## Directions for this task
Which lines have the string "Adobe"? Copy all of them from the entries below.

#### Supplied data ####

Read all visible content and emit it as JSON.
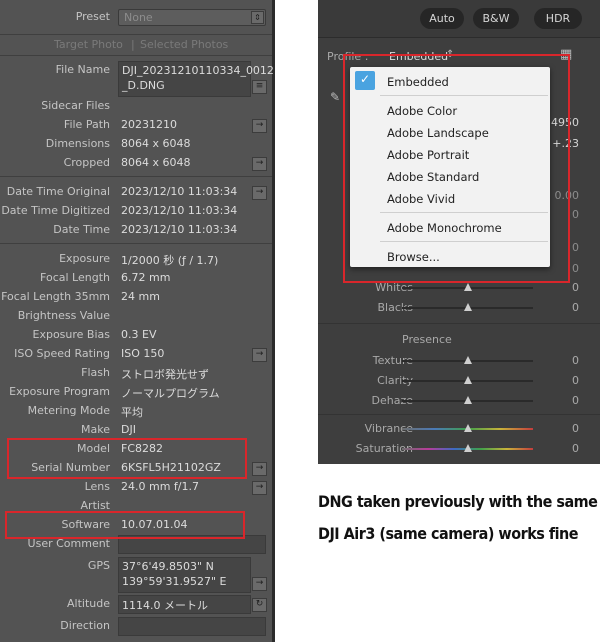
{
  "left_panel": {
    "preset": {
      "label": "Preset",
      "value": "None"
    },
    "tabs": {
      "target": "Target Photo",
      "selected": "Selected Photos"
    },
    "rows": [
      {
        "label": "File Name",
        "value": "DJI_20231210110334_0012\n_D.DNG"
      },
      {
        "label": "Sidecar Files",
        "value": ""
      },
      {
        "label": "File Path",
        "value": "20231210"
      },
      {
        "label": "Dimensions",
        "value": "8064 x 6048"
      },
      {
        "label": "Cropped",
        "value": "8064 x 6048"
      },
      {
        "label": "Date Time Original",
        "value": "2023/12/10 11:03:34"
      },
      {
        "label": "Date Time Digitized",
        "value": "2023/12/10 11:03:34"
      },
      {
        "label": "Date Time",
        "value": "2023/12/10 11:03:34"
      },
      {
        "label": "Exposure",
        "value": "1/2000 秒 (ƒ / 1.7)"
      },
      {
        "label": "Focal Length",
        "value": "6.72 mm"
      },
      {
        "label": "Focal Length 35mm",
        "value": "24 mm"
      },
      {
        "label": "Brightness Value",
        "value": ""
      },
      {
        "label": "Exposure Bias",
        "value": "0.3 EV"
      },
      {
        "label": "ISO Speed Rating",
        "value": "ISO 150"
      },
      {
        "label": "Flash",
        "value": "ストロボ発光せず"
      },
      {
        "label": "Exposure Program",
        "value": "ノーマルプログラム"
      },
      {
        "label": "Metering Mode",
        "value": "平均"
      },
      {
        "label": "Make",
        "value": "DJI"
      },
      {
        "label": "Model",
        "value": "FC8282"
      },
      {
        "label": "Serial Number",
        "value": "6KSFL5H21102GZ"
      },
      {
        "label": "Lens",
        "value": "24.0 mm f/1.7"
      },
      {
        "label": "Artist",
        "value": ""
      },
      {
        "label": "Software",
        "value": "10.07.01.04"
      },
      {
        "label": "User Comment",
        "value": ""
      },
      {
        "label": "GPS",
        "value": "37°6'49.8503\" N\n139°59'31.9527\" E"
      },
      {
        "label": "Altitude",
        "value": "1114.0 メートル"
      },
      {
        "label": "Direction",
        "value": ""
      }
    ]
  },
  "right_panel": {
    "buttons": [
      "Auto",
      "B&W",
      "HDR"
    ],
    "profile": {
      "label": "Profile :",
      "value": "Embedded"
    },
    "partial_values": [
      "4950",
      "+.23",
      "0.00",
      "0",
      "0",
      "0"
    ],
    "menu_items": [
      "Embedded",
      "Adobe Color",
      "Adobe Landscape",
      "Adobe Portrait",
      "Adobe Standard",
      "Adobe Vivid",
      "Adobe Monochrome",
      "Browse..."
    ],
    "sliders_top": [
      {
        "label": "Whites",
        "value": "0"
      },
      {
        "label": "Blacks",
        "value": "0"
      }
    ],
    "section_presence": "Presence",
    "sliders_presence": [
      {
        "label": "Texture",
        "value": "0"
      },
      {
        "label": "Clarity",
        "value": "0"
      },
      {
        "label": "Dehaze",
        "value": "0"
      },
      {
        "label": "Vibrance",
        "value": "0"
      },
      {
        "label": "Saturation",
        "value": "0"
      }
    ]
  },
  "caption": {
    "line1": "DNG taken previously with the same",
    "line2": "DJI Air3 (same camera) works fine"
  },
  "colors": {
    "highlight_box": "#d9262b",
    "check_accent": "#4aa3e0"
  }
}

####
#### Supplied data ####

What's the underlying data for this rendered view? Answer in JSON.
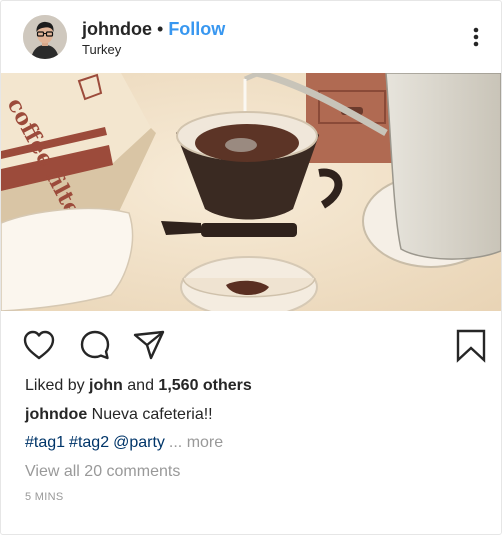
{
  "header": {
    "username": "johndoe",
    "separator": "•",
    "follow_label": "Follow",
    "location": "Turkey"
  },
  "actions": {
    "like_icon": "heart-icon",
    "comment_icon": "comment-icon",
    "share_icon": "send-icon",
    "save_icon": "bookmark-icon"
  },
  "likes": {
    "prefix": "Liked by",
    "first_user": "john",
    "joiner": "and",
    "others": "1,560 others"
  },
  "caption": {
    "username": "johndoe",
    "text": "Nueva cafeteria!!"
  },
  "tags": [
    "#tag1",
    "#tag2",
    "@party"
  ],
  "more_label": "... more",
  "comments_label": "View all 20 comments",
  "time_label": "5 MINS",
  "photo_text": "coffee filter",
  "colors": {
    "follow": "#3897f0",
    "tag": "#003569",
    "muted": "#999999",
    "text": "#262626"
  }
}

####

## Solution below
      "Adobe Color",
      "Adobe Landscape",
      "Adobe Portrait",
      "Adobe Standard",
      "Adobe Vivid",
      "Adobe Monochrome",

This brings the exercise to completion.